involved in the civil war, and blasted discredited forensic evidence
presented by the prosecution at the original trial. He said that he had a
continuing interest in the peace process as a member of the ex-prisoner's
group, Coiste na n-Iarchimi.
Mr Monaghan did not consider himself to be "on the run" from the
authorities, and was available to speak to Irish Garda police.
"I wouldn't be giving this interview if I was on the run. I'm back and I
hope I wil be left in peace."
The issue of republicans still 'on the run' from prosecutions arising from
the conflict in the North, has been a key subject of negotiations in recent
years. Speculation has grown of an impending announcement terminating
outstanding prosecutions, which would allow dozens of exiled republicans to
The return has further fuelled unionist wrath following British moves this
week to reduce its military presence in the North.
Democratic Unionist deputy leader Peter Robinson tonight said the Irish
Prime Minister, Bertie Ahern had to hand them back to the Colombian
"These three men were intricately involved in the global terrorist
network," the East Belfast MP said.
"Mr Ahern must facilitate by whatever means necessary their swift
extradition, even if that means new legislation.
"If he does not, unionists in Northern Ireland will believe him to be
"These men are on-the-run terrorists, convicted of terrorism in a
"They are in the Republic of Ireland and given that there is supposed to
be a global battle against terrorism, Bertie Ahern knows what he has to do."
The Ulster Unionist Party, however, admitted that it was unlikely the
three would be returned to Colombia.
Party negotiator Michael McGimpsey said it was "surely no coincidence"
that the three returned following the IRA statement.
"The Irish government are unlikely to send them back as this move is
likely to be part of the latest concession choreography to republicans.
"The Colombia Three are probably the first 'on the run' to be given a
pardon. Once again, despicable political expediency is replacing common
sense and due process."
A spokesman for the Irish Department of Justice said it was aware of
reports the three men were back in Ireland, but was not yet prepared to
comment on the situation.
A spokesman said no extradition treaty existed between Ireland and
Colombia, but if they received a request for extradition it would be
Fine Gael opposition party leader Enda Kenny demanded an immediate

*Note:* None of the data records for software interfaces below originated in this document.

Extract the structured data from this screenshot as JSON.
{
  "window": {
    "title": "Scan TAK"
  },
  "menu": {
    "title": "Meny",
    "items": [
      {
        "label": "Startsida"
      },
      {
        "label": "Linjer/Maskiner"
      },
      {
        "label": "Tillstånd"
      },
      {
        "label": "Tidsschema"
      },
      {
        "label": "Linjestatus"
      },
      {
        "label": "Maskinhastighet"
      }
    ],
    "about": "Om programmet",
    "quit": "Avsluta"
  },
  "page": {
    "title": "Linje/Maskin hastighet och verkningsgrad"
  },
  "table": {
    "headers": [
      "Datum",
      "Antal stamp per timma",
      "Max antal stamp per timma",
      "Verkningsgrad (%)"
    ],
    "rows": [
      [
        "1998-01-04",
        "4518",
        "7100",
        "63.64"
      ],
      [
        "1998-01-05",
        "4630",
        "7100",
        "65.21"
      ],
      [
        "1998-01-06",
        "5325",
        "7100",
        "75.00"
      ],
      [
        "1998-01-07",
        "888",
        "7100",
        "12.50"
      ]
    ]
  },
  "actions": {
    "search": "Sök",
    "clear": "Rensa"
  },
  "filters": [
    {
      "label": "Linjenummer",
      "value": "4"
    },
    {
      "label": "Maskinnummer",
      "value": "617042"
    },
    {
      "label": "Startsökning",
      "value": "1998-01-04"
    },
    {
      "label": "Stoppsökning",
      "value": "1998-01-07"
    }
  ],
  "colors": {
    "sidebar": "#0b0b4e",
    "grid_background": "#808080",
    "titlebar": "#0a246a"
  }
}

statement from the Irish Prime Minister and the Irish Minister for Justice
on the circumstances surrounding the men`s return.
Mr Kenny also called on the Irish government to clarify whether their
return was part of the negotiations between it and Sinn Fein in the run up
to the recent IRA statement on its future intentions.
An Irish Government spokesman said tonight: "This issue was not part of
the Government`s discussions with Sinn Fein and we had no prior knowledge
of their return to Ireland."